(App and web page records)
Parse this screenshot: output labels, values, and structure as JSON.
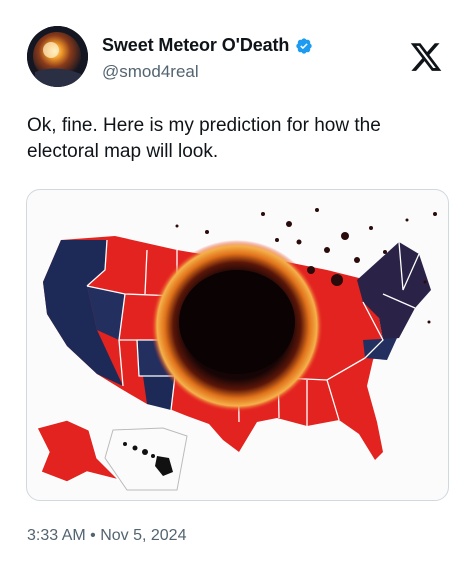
{
  "author": {
    "display_name": "Sweet Meteor O'Death",
    "handle": "@smod4real",
    "verified": true,
    "avatar_icon": "meteor-avatar"
  },
  "platform": {
    "logo_icon": "x-logo-icon"
  },
  "tweet": {
    "text": "Ok, fine. Here is my prediction for how the electoral map will look.",
    "timestamp": "3:33 AM • Nov 5, 2024"
  },
  "media": {
    "description_icon": "us-map-crater-image",
    "colors": {
      "red": "#e3231f",
      "blue": "#1d2a57",
      "crater": "#120606",
      "fire": "#f08a1e"
    }
  },
  "theme": {
    "text_primary": "#0f1419",
    "text_secondary": "#536471",
    "verified_blue": "#1d9bf0",
    "border": "#cfd9de"
  }
}
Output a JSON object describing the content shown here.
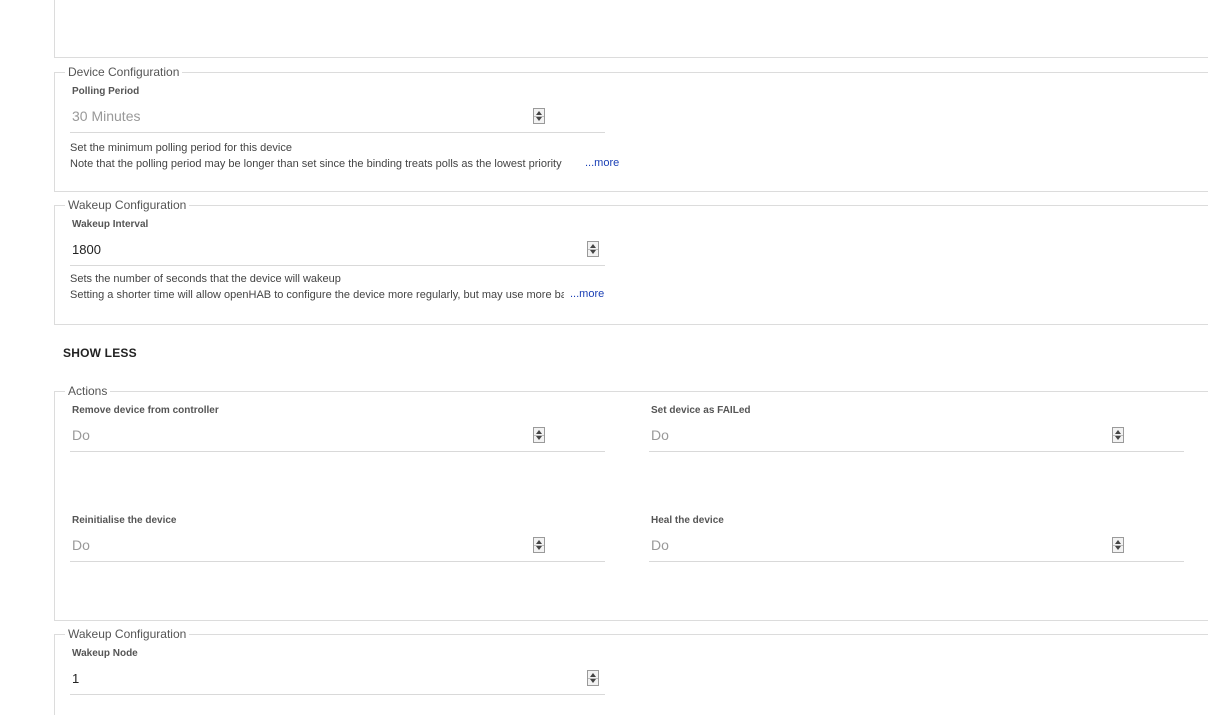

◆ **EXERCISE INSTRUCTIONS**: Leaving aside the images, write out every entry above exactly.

◆ **ANSWER BOX**:
Parse this screenshot: output labels, values, and structure as JSON.
{
  "author": {
    "display_name": "Sweet Meteor O'Death",
    "handle": "@smod4real",
    "verified": true,
    "avatar_icon": "meteor-avatar"
  },
  "platform": {
    "logo_icon": "x-logo-icon"
  },
  "tweet": {
    "text": "Ok, fine. Here is my prediction for how the electoral map will look.",
    "timestamp": "3:33 AM • Nov 5, 2024"
  },
  "media": {
    "description_icon": "us-map-crater-image",
    "colors": {
      "red": "#e3231f",
      "blue": "#1d2a57",
      "crater": "#120606",
      "fire": "#f08a1e"
    }
  },
  "theme": {
    "text_primary": "#0f1419",
    "text_secondary": "#536471",
    "verified_blue": "#1d9bf0",
    "border": "#cfd9de"
  }
}
Output a JSON object describing the content shown here.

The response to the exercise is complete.